Carnegiea gigantea, Giant Saguaro

Southwest Desert Flora

Home to the plants of the Sonoran, Chihuahuan and Mojave Deserts

Cirsium ochrocentrum, Yellowspine Thistle

Rhus ovata, Sugar Sumac

Rhus ovata, Sugar Sumac, Southwest Desert Flora Rhus ovata, Sugar Sumac, Southwest Desert Flora Rhus ovata, Sugar Sumac, Southwest Desert Flora Rhus ovata, Sugar Sumac, Southwest Desert Flora

Scientific Name: Rhus ovata
Common Name: Sugar Sumac
Also Called: Mountain Laurel and Sugar Bush (Spanish: Lentisco)
Family: Anacardiaceae, Sumac Family
Synonyms: (Rhus ovata var. traskiae)
Status: Native
Duration: Perennial
Size: Up to 15 feet or more.
Growth Form: Large shrub or tree; evergreen, heavily leaved, branchlets reddish, pubescent to glabrous, old bark shaggy.
Leaves: Bright green; evergreen, shiny, simple, petiole, shape variable, heart shaped or ovate, margins slightly undulating, folding at midrib.
Flower Color: Cream, white or pinkish, red sepals, flowers on semi-woody branches, panicle, fruit a lightly pubescent reddish capsule.
Flowering Season: March to April or later.
Elevation: 3,000 to 5,000 feet.
Habitat Preferences: Mid to upper edge of Sonoran Desert, canyons, rocky hillsides, washes, common in chaparral.
Recorded Range: Rare in the United States found in southern California and central and northwest Arizona. Also found in Baja California.

North America & US County Distribution Map for Rhus ovata.

U.S. Weed Information: No data available.
Invasive/Noxious Weed Information: No data available.
Wetland Indicator: No data available.
Threatened/Endangered Information: No data available.

Genus Information: 20 species in Rhus in the United States, Canada and Mexico, 7 in Arizona.

Comments: Sugar Sumac is a handsome plant often used as an ornamental and desert landscape specimen in central and southern Arizona and southern California. The plant has excellent wildlife value providing food and habitat for birds, butterflies and other insects.

Ethnobotany
Ethno-Herbalist: Southern California Ethnobotany; Ethnobotany of Southern California Native Plants:Rhus ovata.

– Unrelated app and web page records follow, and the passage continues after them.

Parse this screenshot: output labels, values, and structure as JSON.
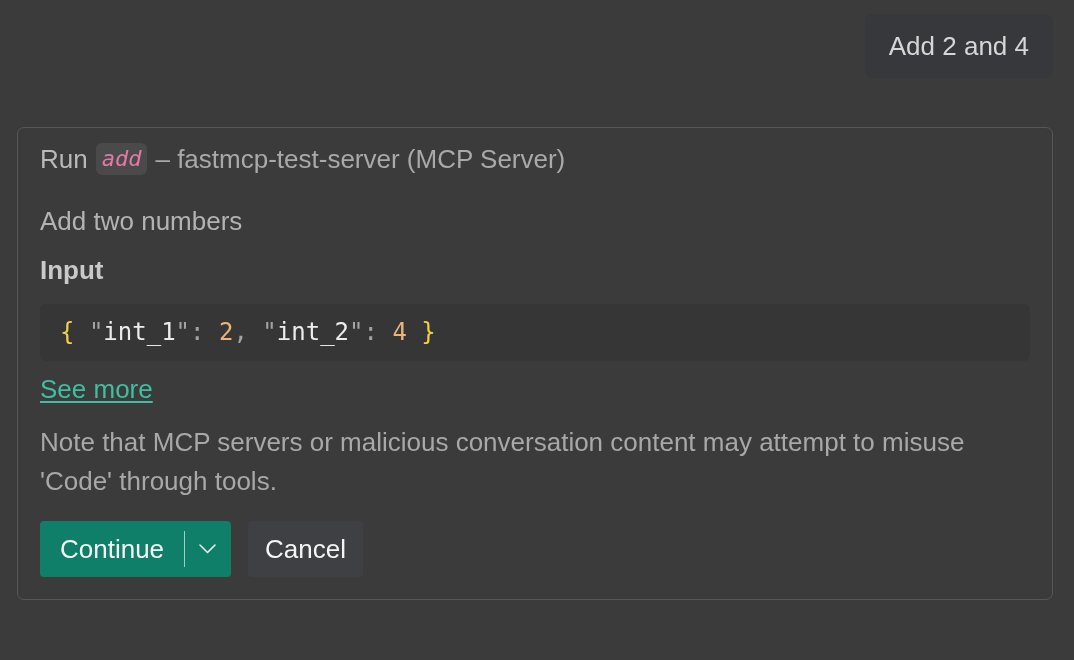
{
  "chat": {
    "user_message": "Add 2 and 4",
    "tool_confirmation": {
      "title": {
        "action": "Run",
        "tool": "add",
        "server": "– fastmcp-test-server (MCP Server)"
      },
      "description": "Add two numbers",
      "input_heading": "Input",
      "input_code": [
        {
          "kind": "brace",
          "text": "{"
        },
        {
          "kind": "punct",
          "text": " \""
        },
        {
          "kind": "key",
          "text": "int_1"
        },
        {
          "kind": "punct",
          "text": "\": "
        },
        {
          "kind": "number",
          "text": "2"
        },
        {
          "kind": "punct",
          "text": ", \""
        },
        {
          "kind": "key",
          "text": "int_2"
        },
        {
          "kind": "punct",
          "text": "\": "
        },
        {
          "kind": "number",
          "text": "4"
        },
        {
          "kind": "brace",
          "text": " }"
        }
      ],
      "see_more_link": "See more",
      "warning": "Note that MCP servers or malicious conversation content may attempt to misuse 'Code' through tools.",
      "buttons": [
        {
          "kind": "split",
          "label": "Continue"
        },
        {
          "kind": "plain",
          "label": "Cancel"
        }
      ]
    }
  }
}
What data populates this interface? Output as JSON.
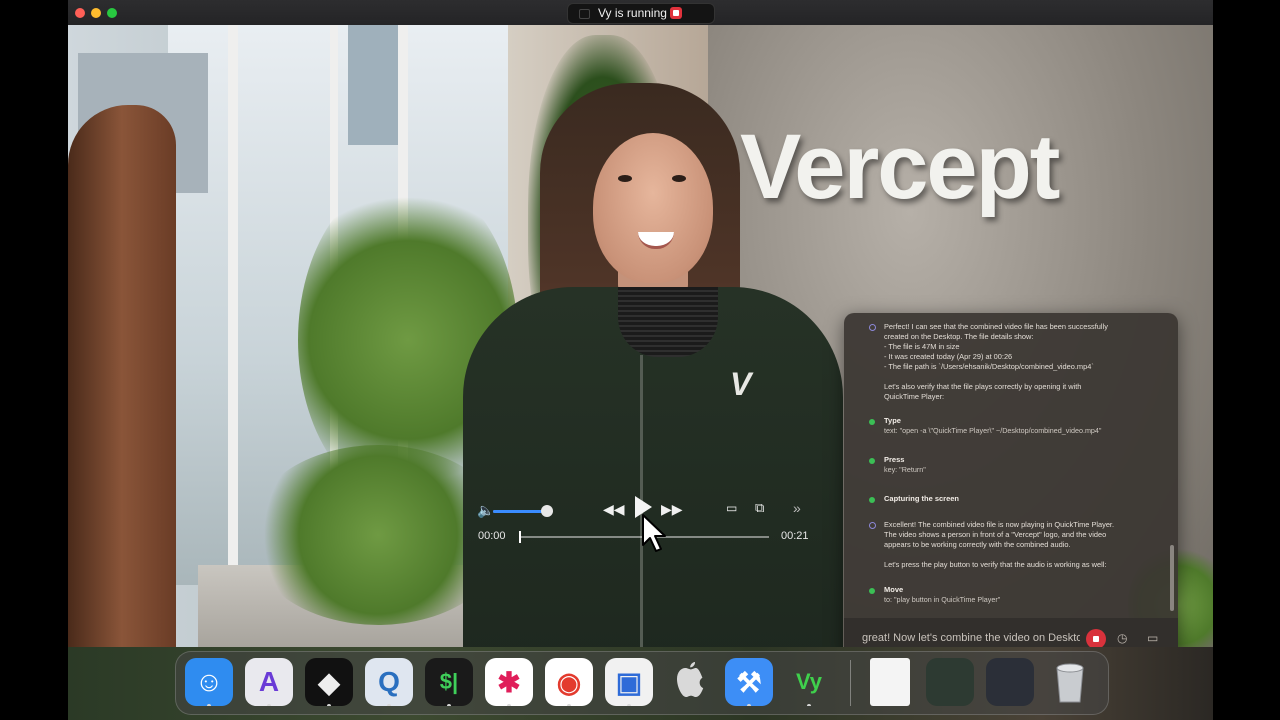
{
  "status_pill": {
    "text": "Vy is running"
  },
  "video": {
    "wall_logo": "Vercept",
    "chest_logo": "V",
    "time_elapsed": "00:00",
    "time_total": "00:21",
    "volume_level": 0.9,
    "playback_position": 0.0
  },
  "chat": {
    "message1": [
      "Perfect! I can see that the combined video file has been successfully",
      "created on the Desktop. The file details show:",
      "- The file is 47M in size",
      "- It was created today (Apr 29) at 00:26",
      "- The file path is `/Users/ehsanik/Desktop/combined_video.mp4`",
      "",
      "Let's also verify that the file plays correctly by opening it with",
      "QuickTime Player:"
    ],
    "steps1": [
      {
        "title": "Type",
        "detail": "text: \"open -a \\\"QuickTime Player\\\" ~/Desktop/combined_video.mp4\""
      },
      {
        "title": "Press",
        "detail": "key: \"Return\""
      },
      {
        "title": "Capturing the screen",
        "detail": ""
      }
    ],
    "message2": [
      "Excellent! The combined video file is now playing in QuickTime Player.",
      "The video shows a person in front of a \"Vercept\" logo, and the video",
      "appears to be working correctly with the combined audio.",
      "",
      "Let's press the play button to verify that the audio is working as well:"
    ],
    "steps2": [
      {
        "title": "Move",
        "detail": "to: \"play button in QuickTime Player\""
      }
    ],
    "input_text": "great! Now let's combine the video on Desktop"
  },
  "dock": {
    "apps": [
      {
        "name": "finder-icon",
        "glyph": "☺",
        "bg": "#2f8cf0",
        "fg": "#fff",
        "running": true
      },
      {
        "name": "affinity-icon",
        "glyph": "A",
        "bg": "#e9e9ee",
        "fg": "#6a3bd6",
        "running": true
      },
      {
        "name": "cube-app-icon",
        "glyph": "◆",
        "bg": "#111",
        "fg": "#eee",
        "running": true
      },
      {
        "name": "quicktime-icon",
        "glyph": "Q",
        "bg": "#dfe6f0",
        "fg": "#2a6fbf",
        "running": true
      },
      {
        "name": "terminal-icon",
        "glyph": "$|",
        "bg": "#1a1a1a",
        "fg": "#3fd05a",
        "running": true
      },
      {
        "name": "slack-icon",
        "glyph": "✱",
        "bg": "#ffffff",
        "fg": "#e01e5a",
        "running": true
      },
      {
        "name": "chrome-icon",
        "glyph": "◉",
        "bg": "#ffffff",
        "fg": "#e33b2e",
        "running": true
      },
      {
        "name": "screen-sharing-icon",
        "glyph": "▣",
        "bg": "#f1f1f1",
        "fg": "#2e6bd8",
        "running": true
      },
      {
        "name": "apple-icon",
        "glyph": "",
        "bg": "transparent",
        "fg": "#d9d9d9",
        "running": false
      },
      {
        "name": "xcode-icon",
        "glyph": "⚒",
        "bg": "#3d8ef6",
        "fg": "#ffffff",
        "running": true
      },
      {
        "name": "vy-icon",
        "glyph": "Vy",
        "bg": "transparent",
        "fg": "#3fd04c",
        "running": true
      }
    ],
    "docs": [
      {
        "name": "document-icon",
        "bg": "#f4f4f4"
      },
      {
        "name": "window-thumbnail-icon",
        "bg": "#2d3a32"
      },
      {
        "name": "window-thumbnail-icon-2",
        "bg": "#2b2f38"
      },
      {
        "name": "trash-icon",
        "bg": "transparent"
      }
    ]
  }
}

Rhus ovata has been used for food and other purposes American indigenous peoples.
Cahuilla Drug, Cold Remedy, Infusion of leaves taken for colds.
Cahuilla Food, Dried Food, Berries dried.
Cahuilla Food, Porridge, Berries ground into a flour for mush.
Coahuilla Drug, Analgesic, Infusion of leaves taken for chest pain.
Diegueno Drug, Gynecological Aid, Infusion of leaves taken just before the birth for an easy delivery.
Yavapai Food, Fruit, Mashed, raw berries used for food
See other ethno-botanical uses s at Native American Ethnobotany, University of Michigan, Dearborn.

Date Profile Completed: 11/21/2014, updated 09/23/2016
References:
U.S. Dept. of Agriculture, Natural Resources Conservation Service on-line database – ITIS search
Arizona Flora, Kearney, Thomas H., Peebles, Robert H., 1960, University of California Press, Berkley and Los Angeles, California.
CANOTIA: An Arizona journal publishing botanical and mycological papers, Vascular Plants of Arizona: 2007_Vol3_2_Anderson_Anacardiaceae, Anderson, John L.
Wikipedia contributors, 'Rhus ovata', Wikipedia, The Free Encyclopedia, 8 June 2014, 23:01 UTC, [accessed 21 November 2014]
Sonoran Desert Field Guide, Plagens, Michael J., accessed 11/21/2014.
http://www.arizonensis.org/sonoran/fieldguide/plantae/rhus_ovata.html
1993, The Jepson Manual, Citation: ttp://ucjeps.berkeley.edu/interchange/I_treat_indexes.html (accessed 11/21/2014)
SEINet for synonyms, scientific names and recorded geographic locations, http://swbiodiversity.org/seinet/.